Instructions to follow: How many lines within the records include the word "your"? Only that number should be given.

%%

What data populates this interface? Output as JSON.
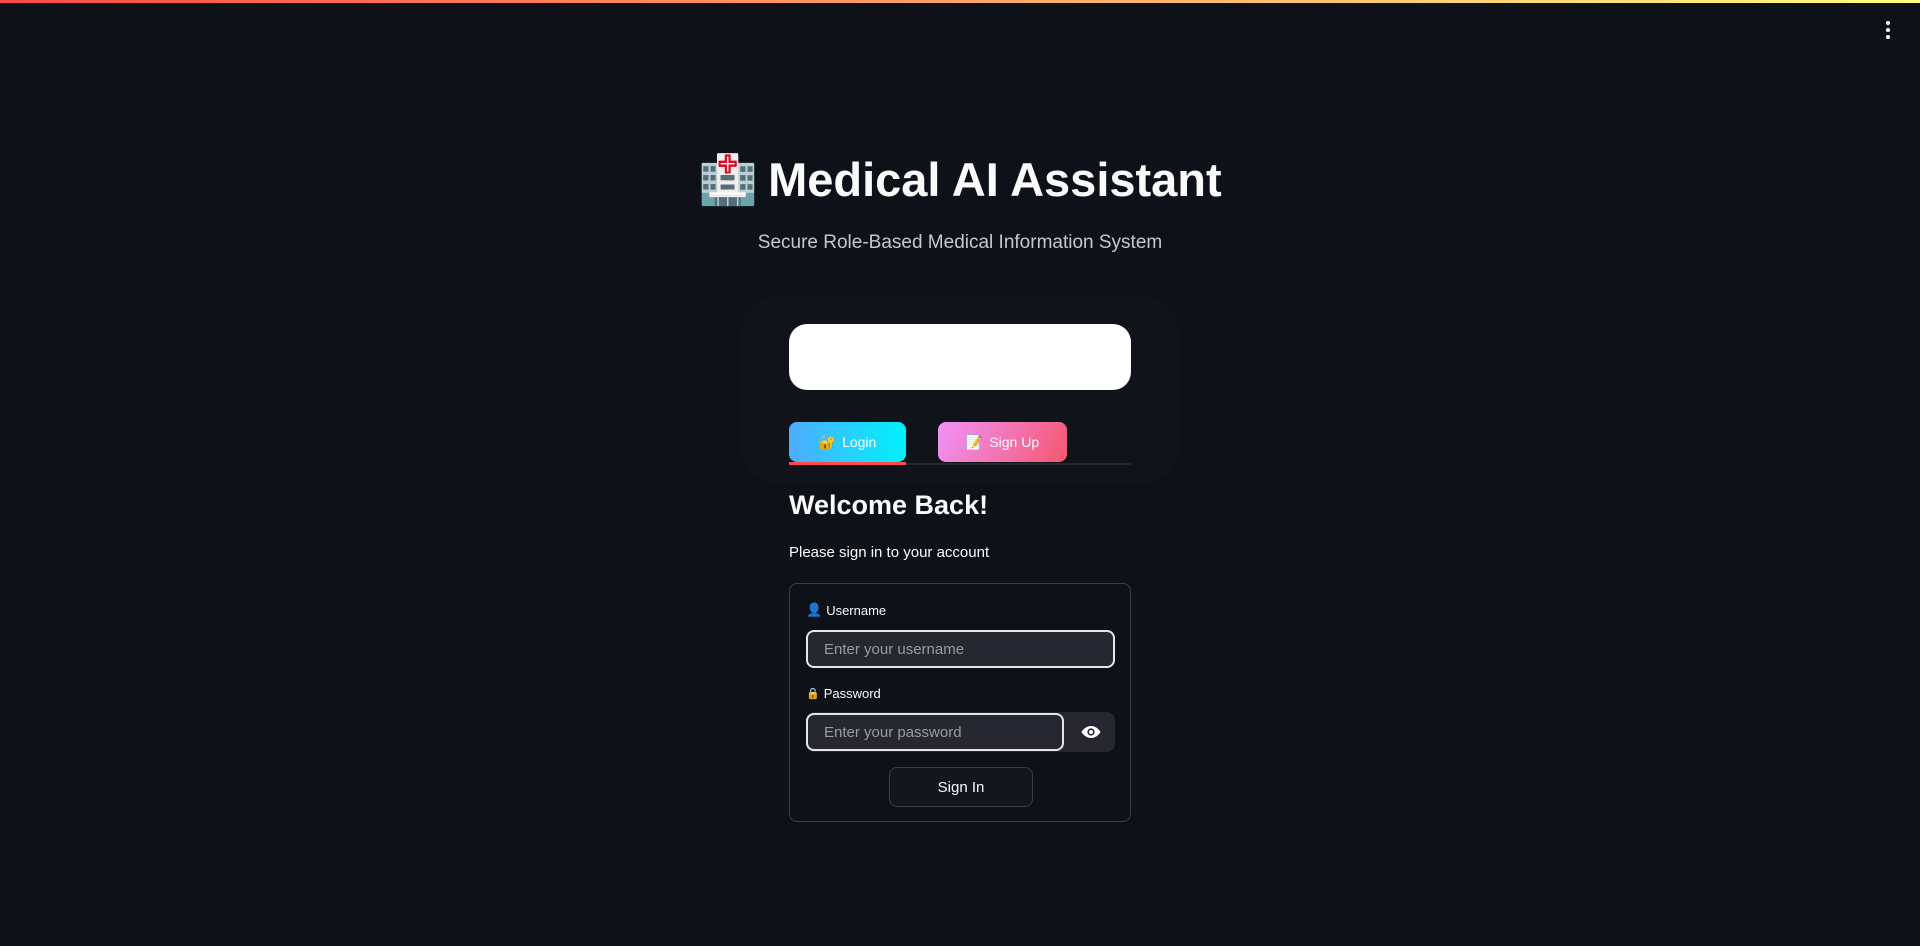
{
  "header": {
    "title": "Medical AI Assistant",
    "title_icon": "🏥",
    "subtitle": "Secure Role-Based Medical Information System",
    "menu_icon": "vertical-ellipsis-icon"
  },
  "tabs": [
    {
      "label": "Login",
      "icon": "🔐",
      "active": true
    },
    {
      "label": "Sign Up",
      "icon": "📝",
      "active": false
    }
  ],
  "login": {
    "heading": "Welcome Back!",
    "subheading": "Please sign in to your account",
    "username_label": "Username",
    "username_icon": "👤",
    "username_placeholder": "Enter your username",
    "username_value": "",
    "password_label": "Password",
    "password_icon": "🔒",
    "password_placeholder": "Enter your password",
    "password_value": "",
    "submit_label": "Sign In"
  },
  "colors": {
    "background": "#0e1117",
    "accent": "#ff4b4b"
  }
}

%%
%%

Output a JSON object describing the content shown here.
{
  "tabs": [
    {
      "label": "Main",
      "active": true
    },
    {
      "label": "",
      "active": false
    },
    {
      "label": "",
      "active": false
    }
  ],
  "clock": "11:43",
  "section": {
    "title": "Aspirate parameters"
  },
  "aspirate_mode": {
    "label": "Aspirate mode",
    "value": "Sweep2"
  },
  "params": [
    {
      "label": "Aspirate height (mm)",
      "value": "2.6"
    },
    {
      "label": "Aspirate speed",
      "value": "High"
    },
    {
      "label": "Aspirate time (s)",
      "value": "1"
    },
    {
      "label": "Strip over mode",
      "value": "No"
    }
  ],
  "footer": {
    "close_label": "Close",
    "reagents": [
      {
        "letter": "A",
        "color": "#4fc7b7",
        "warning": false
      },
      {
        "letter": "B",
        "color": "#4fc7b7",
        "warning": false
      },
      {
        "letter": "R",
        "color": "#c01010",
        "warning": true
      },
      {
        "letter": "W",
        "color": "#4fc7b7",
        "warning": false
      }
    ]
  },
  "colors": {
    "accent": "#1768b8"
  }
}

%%

Reply: 3